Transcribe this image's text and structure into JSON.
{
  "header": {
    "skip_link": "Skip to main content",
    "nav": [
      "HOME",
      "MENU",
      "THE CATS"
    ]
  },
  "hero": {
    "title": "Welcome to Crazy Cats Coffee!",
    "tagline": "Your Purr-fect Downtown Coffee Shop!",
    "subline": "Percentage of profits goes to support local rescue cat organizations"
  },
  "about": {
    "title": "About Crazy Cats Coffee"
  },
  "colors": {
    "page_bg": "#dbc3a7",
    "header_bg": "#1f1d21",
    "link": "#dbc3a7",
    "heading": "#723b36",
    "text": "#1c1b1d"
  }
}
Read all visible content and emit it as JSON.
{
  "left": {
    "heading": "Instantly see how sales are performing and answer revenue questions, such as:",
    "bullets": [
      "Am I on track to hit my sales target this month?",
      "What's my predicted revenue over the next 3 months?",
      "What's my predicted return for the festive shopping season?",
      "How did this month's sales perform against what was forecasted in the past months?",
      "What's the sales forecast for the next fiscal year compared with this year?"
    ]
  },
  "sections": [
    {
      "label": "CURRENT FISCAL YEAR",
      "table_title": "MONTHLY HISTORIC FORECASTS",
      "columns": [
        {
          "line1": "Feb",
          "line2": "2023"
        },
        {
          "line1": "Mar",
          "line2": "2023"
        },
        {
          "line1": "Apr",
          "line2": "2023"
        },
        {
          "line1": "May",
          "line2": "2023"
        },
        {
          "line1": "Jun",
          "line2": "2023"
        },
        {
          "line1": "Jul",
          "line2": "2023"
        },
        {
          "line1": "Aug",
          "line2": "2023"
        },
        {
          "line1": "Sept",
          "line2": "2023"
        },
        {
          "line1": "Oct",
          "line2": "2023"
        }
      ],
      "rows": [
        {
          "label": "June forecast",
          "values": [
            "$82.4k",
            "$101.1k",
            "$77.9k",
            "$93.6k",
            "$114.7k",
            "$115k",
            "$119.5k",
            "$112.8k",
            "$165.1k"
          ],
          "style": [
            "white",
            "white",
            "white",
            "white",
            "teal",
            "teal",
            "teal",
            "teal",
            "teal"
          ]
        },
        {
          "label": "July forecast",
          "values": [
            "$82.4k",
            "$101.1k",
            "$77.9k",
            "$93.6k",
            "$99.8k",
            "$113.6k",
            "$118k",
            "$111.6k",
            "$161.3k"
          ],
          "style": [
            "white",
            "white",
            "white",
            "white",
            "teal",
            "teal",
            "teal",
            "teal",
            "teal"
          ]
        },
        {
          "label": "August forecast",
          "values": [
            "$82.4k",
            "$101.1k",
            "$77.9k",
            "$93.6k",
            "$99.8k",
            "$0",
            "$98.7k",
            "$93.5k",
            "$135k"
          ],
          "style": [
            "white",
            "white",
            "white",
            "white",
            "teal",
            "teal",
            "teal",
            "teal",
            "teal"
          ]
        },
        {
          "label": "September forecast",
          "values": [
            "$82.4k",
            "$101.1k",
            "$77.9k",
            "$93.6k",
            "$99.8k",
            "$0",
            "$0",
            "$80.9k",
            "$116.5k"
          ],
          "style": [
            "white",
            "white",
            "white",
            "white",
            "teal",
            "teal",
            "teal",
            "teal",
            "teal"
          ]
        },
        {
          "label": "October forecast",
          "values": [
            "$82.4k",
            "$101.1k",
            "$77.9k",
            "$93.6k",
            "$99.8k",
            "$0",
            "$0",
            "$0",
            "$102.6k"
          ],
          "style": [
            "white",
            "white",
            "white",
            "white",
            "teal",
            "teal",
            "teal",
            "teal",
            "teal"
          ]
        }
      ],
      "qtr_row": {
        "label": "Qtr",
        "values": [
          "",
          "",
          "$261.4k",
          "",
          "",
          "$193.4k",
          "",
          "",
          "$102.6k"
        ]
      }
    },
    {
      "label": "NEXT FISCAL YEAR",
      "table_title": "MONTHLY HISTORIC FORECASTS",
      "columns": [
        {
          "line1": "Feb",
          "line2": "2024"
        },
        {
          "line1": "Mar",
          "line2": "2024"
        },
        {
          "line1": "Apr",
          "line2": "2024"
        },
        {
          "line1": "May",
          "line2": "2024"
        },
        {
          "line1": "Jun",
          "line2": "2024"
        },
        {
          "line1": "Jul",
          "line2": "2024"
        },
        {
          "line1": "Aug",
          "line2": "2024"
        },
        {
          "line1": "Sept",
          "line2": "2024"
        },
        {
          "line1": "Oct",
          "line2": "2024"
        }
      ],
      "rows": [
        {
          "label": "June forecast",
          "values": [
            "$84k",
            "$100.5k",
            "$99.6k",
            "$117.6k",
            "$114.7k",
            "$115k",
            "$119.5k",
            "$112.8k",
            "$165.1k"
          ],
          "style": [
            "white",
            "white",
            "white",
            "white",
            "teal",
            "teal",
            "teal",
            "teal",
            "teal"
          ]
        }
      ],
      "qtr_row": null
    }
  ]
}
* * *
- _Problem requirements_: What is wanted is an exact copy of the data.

- _The answer_:
Transcribe this image's text and structure into JSON.
{
  "header": {
    "skip_link": "Skip to main content",
    "nav": [
      "HOME",
      "MENU",
      "THE CATS"
    ]
  },
  "hero": {
    "title": "Welcome to Crazy Cats Coffee!",
    "tagline": "Your Purr-fect Downtown Coffee Shop!",
    "subline": "Percentage of profits goes to support local rescue cat organizations"
  },
  "about": {
    "title": "About Crazy Cats Coffee"
  },
  "colors": {
    "page_bg": "#dbc3a7",
    "header_bg": "#1f1d21",
    "link": "#dbc3a7",
    "heading": "#723b36",
    "text": "#1c1b1d"
  }
}
Read all visible content and emit it as JSON.
{
  "left": {
    "heading": "Instantly see how sales are performing and answer revenue questions, such as:",
    "bullets": [
      "Am I on track to hit my sales target this month?",
      "What's my predicted revenue over the next 3 months?",
      "What's my predicted return for the festive shopping season?",
      "How did this month's sales perform against what was forecasted in the past months?",
      "What's the sales forecast for the next fiscal year compared with this year?"
    ]
  },
  "sections": [
    {
      "label": "CURRENT FISCAL YEAR",
      "table_title": "MONTHLY HISTORIC FORECASTS",
      "columns": [
        {
          "line1": "Feb",
          "line2": "2023"
        },
        {
          "line1": "Mar",
          "line2": "2023"
        },
        {
          "line1": "Apr",
          "line2": "2023"
        },
        {
          "line1": "May",
          "line2": "2023"
        },
        {
          "line1": "Jun",
          "line2": "2023"
        },
        {
          "line1": "Jul",
          "line2": "2023"
        },
        {
          "line1": "Aug",
          "line2": "2023"
        },
        {
          "line1": "Sept",
          "line2": "2023"
        },
        {
          "line1": "Oct",
          "line2": "2023"
        }
      ],
      "rows": [
        {
          "label": "June forecast",
          "values": [
            "$82.4k",
            "$101.1k",
            "$77.9k",
            "$93.6k",
            "$114.7k",
            "$115k",
            "$119.5k",
            "$112.8k",
            "$165.1k"
          ],
          "style": [
            "white",
            "white",
            "white",
            "white",
            "teal",
            "teal",
            "teal",
            "teal",
            "teal"
          ]
        },
        {
          "label": "July forecast",
          "values": [
            "$82.4k",
            "$101.1k",
            "$77.9k",
            "$93.6k",
            "$99.8k",
            "$113.6k",
            "$118k",
            "$111.6k",
            "$161.3k"
          ],
          "style": [
            "white",
            "white",
            "white",
            "white",
            "teal",
            "teal",
            "teal",
            "teal",
            "teal"
          ]
        },
        {
          "label": "August forecast",
          "values": [
            "$82.4k",
            "$101.1k",
            "$77.9k",
            "$93.6k",
            "$99.8k",
            "$0",
            "$98.7k",
            "$93.5k",
            "$135k"
          ],
          "style": [
            "white",
            "white",
            "white",
            "white",
            "teal",
            "teal",
            "teal",
            "teal",
            "teal"
          ]
        },
        {
          "label": "September forecast",
          "values": [
            "$82.4k",
            "$101.1k",
            "$77.9k",
            "$93.6k",
            "$99.8k",
            "$0",
            "$0",
            "$80.9k",
            "$116.5k"
          ],
          "style": [
            "white",
            "white",
            "white",
            "white",
            "teal",
            "teal",
            "teal",
            "teal",
            "teal"
          ]
        },
        {
          "label": "October forecast",
          "values": [
            "$82.4k",
            "$101.1k",
            "$77.9k",
            "$93.6k",
            "$99.8k",
            "$0",
            "$0",
            "$0",
            "$102.6k"
          ],
          "style": [
            "white",
            "white",
            "white",
            "white",
            "teal",
            "teal",
            "teal",
            "teal",
            "teal"
          ]
        }
      ],
      "qtr_row": {
        "label": "Qtr",
        "values": [
          "",
          "",
          "$261.4k",
          "",
          "",
          "$193.4k",
          "",
          "",
          "$102.6k"
        ]
      }
    },
    {
      "label": "NEXT FISCAL YEAR",
      "table_title": "MONTHLY HISTORIC FORECASTS",
      "columns": [
        {
          "line1": "Feb",
          "line2": "2024"
        },
        {
          "line1": "Mar",
          "line2": "2024"
        },
        {
          "line1": "Apr",
          "line2": "2024"
        },
        {
          "line1": "May",
          "line2": "2024"
        },
        {
          "line1": "Jun",
          "line2": "2024"
        },
        {
          "line1": "Jul",
          "line2": "2024"
        },
        {
          "line1": "Aug",
          "line2": "2024"
        },
        {
          "line1": "Sept",
          "line2": "2024"
        },
        {
          "line1": "Oct",
          "line2": "2024"
        }
      ],
      "rows": [
        {
          "label": "June forecast",
          "values": [
            "$84k",
            "$100.5k",
            "$99.6k",
            "$117.6k",
            "$114.7k",
            "$115k",
            "$119.5k",
            "$112.8k",
            "$165.1k"
          ],
          "style": [
            "white",
            "white",
            "white",
            "white",
            "teal",
            "teal",
            "teal",
            "teal",
            "teal"
          ]
        }
      ],
      "qtr_row": null
    }
  ]
}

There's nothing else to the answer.